What the exercise asks: Report each line of the entries that includes "JSON" by copying it.

***** Data shown

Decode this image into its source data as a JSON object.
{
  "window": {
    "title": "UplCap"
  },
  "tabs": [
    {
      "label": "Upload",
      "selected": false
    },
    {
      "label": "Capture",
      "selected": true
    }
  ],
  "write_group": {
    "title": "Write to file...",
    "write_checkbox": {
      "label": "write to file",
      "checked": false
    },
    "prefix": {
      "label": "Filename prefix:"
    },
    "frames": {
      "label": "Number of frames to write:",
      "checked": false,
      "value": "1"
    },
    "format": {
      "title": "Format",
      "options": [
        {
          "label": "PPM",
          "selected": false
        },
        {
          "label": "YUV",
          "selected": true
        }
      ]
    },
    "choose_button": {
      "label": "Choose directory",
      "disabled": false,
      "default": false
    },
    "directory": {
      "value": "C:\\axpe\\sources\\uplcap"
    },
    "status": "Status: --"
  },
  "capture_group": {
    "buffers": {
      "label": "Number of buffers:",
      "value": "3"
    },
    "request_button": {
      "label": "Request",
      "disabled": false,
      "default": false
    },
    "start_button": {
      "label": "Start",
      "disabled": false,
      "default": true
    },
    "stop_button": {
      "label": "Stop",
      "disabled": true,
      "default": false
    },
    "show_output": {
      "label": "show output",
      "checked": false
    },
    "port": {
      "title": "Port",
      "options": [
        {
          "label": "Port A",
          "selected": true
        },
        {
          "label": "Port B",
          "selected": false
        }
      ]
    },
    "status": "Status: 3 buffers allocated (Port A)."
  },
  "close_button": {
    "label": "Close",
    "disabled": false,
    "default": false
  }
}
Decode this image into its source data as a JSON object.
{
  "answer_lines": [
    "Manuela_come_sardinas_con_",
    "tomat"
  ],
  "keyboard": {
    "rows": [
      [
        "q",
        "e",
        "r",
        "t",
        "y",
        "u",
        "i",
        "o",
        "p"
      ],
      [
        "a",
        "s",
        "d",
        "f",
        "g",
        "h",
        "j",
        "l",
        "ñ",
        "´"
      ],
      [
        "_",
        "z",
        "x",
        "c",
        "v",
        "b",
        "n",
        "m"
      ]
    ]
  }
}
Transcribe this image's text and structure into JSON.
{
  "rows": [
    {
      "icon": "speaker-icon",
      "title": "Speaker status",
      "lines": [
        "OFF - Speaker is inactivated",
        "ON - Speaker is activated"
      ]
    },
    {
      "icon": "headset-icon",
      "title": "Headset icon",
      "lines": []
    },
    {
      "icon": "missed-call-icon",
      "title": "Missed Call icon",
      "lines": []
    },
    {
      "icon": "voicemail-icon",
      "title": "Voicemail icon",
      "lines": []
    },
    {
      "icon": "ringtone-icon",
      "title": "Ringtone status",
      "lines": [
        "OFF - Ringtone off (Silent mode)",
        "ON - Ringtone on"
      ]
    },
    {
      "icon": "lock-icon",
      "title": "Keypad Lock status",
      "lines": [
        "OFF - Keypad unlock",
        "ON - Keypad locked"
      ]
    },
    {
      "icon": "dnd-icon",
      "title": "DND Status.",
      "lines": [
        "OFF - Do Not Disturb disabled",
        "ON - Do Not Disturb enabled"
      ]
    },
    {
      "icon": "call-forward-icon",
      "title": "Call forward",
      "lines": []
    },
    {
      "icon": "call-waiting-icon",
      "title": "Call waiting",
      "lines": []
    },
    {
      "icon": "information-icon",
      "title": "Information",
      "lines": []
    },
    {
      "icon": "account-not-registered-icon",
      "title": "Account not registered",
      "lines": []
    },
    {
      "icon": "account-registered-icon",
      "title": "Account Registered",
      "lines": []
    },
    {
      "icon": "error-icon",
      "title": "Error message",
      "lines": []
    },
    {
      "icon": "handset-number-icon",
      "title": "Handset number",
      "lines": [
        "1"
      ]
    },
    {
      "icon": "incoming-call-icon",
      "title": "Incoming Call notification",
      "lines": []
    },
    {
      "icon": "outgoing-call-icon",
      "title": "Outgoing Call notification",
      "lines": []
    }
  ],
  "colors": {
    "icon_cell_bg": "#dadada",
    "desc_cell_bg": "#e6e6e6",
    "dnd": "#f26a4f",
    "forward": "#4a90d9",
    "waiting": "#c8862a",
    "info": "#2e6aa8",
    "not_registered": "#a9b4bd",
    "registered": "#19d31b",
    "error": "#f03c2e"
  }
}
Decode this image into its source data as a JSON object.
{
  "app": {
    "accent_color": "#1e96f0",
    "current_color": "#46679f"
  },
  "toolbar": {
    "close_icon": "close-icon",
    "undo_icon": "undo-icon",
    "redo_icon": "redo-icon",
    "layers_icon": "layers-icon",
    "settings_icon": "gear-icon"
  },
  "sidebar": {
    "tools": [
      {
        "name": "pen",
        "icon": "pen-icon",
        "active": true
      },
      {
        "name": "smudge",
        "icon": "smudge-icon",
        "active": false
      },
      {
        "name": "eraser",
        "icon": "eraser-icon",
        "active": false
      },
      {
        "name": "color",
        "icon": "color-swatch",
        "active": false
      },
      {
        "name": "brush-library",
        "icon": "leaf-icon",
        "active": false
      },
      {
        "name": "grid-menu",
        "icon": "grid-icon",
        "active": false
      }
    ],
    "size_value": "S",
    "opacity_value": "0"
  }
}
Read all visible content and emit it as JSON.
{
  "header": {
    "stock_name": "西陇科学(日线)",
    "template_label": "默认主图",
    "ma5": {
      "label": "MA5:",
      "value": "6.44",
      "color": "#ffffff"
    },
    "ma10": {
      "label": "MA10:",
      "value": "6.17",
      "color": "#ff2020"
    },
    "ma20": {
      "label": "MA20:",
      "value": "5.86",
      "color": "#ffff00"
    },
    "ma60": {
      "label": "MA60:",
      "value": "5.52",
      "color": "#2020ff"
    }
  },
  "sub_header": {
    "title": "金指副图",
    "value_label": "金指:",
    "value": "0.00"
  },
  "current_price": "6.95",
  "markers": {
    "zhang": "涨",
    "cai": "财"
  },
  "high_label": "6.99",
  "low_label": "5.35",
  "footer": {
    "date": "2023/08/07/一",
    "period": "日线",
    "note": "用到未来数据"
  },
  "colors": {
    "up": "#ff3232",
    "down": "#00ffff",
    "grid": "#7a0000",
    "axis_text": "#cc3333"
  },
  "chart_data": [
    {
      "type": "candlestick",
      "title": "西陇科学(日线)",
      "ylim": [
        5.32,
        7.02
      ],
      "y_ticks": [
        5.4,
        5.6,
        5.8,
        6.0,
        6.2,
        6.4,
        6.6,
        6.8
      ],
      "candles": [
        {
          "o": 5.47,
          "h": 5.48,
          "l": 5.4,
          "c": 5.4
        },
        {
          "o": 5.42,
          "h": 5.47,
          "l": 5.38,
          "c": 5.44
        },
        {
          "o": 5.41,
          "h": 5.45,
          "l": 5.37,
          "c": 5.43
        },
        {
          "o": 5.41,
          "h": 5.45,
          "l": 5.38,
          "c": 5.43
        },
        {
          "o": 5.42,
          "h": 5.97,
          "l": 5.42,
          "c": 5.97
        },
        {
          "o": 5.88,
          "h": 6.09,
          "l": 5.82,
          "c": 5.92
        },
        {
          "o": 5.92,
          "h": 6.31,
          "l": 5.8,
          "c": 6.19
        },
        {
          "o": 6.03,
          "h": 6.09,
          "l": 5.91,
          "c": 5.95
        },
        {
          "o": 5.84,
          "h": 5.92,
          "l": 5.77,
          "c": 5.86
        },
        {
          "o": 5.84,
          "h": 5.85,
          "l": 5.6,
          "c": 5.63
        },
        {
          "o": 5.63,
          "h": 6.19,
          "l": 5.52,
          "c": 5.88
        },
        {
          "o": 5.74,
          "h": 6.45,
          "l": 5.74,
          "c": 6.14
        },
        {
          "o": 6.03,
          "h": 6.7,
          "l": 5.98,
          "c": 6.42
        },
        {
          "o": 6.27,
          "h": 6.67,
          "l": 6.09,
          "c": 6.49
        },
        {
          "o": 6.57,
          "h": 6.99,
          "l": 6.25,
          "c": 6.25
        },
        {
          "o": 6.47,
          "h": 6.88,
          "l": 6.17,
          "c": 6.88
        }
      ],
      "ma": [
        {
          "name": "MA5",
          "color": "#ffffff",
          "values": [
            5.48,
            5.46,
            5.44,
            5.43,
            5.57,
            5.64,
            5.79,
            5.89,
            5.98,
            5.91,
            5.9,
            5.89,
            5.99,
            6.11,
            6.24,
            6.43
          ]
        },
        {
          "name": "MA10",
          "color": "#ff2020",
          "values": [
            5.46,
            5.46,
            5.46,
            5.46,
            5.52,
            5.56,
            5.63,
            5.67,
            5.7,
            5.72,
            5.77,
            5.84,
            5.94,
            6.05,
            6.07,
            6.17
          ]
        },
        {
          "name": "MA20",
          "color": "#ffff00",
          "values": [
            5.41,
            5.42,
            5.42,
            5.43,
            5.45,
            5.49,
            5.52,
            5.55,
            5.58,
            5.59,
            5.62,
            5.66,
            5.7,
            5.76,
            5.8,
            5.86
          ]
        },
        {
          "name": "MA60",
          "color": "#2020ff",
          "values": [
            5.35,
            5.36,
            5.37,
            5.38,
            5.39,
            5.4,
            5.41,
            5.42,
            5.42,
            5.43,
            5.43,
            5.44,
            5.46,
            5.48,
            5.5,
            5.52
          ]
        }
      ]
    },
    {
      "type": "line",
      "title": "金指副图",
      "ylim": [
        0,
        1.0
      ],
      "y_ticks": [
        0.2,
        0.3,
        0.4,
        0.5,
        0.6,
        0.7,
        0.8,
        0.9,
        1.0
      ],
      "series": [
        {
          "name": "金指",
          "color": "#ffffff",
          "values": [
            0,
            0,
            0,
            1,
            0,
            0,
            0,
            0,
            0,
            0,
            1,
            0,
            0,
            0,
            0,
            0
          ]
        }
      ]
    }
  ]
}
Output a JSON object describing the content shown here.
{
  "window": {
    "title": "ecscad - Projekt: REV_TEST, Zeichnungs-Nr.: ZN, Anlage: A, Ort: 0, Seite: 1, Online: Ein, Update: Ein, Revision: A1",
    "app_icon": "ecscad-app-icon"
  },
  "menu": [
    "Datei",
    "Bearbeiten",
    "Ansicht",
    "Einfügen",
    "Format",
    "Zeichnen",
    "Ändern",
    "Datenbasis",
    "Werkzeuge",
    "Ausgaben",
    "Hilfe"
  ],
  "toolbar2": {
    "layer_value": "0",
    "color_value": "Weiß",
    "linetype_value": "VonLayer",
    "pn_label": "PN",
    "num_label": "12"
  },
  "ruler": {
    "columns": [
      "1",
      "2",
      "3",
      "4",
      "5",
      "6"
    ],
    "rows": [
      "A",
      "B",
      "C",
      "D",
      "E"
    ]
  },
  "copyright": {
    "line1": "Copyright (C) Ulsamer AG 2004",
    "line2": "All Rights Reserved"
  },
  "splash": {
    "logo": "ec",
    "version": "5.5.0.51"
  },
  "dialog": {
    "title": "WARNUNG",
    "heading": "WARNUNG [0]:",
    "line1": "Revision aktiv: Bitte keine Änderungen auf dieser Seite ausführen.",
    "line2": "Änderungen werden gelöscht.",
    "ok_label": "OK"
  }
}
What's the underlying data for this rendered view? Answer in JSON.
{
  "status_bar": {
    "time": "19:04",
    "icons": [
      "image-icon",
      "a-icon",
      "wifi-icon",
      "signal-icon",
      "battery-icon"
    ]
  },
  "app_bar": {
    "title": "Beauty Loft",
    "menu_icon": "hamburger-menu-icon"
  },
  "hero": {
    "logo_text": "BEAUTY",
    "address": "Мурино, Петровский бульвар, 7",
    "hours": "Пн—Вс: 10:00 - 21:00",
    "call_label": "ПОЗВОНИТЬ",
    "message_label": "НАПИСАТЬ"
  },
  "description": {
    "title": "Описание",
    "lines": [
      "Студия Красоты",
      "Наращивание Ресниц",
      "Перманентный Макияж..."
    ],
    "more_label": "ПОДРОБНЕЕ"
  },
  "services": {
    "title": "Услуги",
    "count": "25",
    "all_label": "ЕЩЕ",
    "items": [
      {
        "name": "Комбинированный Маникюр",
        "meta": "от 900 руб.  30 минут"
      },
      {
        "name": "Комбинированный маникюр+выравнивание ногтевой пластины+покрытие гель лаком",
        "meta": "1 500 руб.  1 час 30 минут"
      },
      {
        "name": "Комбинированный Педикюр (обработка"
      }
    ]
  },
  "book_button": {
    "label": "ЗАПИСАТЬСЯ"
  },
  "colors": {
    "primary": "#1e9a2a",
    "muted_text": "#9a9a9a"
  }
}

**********

Solution to the exercise:
Decode this image into its source data as a JSON object.
Decode this image into its source data as a JSON object.
Transcribe this image's text and structure into JSON.
Decode this image into its source data as a JSON object.
Read all visible content and emit it as JSON.
Output a JSON object describing the content shown here.
What's the underlying data for this rendered view? Answer in JSON.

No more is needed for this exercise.